My exhibition “Bite an Intellectual and all you’ll taste is Dog Biscuit” was very much my venting frustration toward some aspects of intellectualism and academia. While studying, I found myself getting into a ton of theoretical binds that left me feeling very flustered and confused. So, I decided a better use of my powers might be to simply write and produce images that were playful and irreverent. I attempted to create a colourful little world with a motley crew of object-characters that live inside it.
What place do you think artists have in society these days? I mean, perhaps we just ought to keep practicing, reflecting, playing and commenting. What do you think?

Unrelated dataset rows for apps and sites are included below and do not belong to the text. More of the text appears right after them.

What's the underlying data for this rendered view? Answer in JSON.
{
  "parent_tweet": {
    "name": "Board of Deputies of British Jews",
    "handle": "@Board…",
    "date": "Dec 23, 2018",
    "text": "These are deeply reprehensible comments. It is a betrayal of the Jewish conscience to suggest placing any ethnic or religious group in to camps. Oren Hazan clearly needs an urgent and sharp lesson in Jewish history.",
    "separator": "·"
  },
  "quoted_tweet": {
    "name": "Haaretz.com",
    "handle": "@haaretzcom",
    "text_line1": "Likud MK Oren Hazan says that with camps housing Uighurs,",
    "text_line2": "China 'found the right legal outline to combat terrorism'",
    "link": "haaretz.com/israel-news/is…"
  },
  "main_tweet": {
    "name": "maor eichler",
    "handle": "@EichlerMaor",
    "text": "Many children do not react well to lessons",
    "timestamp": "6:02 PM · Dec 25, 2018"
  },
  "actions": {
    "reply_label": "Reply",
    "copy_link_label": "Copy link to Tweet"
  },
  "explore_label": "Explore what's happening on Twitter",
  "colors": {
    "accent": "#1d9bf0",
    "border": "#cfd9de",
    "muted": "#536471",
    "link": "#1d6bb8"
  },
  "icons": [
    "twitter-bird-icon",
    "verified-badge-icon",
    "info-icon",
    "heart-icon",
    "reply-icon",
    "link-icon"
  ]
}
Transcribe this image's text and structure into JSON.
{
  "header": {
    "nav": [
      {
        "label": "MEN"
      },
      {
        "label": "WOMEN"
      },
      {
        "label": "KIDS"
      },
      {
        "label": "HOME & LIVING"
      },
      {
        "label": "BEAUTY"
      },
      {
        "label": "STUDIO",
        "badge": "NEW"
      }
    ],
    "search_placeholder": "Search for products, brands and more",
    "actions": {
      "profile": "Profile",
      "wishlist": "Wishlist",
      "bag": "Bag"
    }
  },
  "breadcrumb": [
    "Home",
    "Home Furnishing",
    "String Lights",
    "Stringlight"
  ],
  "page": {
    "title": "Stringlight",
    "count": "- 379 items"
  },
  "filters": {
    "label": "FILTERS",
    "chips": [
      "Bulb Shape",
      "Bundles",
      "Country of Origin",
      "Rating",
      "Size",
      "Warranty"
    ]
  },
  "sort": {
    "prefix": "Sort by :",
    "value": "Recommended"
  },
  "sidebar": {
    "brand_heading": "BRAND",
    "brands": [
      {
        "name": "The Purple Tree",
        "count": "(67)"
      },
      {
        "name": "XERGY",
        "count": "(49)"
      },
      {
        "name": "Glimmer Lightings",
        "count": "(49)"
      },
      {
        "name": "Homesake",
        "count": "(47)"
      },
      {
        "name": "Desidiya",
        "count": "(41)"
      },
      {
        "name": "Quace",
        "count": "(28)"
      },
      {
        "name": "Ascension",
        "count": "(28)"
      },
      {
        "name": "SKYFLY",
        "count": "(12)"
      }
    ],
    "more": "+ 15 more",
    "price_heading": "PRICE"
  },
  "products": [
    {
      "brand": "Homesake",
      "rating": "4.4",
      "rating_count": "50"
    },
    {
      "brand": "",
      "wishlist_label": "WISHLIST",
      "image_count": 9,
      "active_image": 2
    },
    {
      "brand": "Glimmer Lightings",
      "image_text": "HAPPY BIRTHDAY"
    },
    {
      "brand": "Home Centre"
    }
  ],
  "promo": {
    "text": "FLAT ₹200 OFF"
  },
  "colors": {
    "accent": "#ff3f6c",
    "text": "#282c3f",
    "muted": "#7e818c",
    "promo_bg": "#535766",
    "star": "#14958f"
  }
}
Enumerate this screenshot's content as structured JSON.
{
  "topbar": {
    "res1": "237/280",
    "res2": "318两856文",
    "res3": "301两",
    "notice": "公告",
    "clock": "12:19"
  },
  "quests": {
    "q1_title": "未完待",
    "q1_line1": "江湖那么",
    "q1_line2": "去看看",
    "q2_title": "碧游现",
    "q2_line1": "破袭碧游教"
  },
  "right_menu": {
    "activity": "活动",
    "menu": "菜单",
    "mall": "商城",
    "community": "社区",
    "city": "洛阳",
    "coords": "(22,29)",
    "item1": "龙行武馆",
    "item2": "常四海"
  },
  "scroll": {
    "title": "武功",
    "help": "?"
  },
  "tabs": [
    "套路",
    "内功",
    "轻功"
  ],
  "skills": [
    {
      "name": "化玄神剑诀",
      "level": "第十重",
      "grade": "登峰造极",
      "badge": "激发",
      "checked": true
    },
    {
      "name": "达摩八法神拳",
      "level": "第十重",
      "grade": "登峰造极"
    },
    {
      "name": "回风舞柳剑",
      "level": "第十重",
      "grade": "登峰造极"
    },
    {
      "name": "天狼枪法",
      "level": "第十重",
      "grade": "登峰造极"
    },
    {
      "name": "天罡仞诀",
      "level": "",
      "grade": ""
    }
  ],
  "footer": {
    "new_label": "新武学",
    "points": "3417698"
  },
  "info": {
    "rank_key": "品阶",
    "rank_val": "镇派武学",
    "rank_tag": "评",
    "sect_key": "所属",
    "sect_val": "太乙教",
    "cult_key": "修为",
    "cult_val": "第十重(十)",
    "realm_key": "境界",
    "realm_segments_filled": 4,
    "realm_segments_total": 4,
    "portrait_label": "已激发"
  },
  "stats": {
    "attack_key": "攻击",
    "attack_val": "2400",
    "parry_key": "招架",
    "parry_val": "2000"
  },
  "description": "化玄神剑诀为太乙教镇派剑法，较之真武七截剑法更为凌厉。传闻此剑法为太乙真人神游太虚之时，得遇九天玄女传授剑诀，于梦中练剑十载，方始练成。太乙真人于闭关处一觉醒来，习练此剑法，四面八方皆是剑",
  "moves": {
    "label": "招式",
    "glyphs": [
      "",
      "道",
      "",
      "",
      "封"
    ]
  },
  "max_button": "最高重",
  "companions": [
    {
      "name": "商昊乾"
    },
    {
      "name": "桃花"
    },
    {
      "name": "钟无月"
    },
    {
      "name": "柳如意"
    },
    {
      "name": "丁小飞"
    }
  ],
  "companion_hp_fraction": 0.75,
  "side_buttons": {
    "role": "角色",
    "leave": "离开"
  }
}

Oh boy, I’ve sat through long periods of time where I have mercilessly questioned my worth as an artist and my choosing this path. Then I remember, I am practically unemployable in any other field, so I have to make it work. Of course these days one might feel a little absurd if you’re not, say, a healthcare worker or an environmentalist (I know I do). Even though I have vague and anarchic ideas about what a society is and should be, I do think every job is important.
Follow Oskar Keogh on Instagram.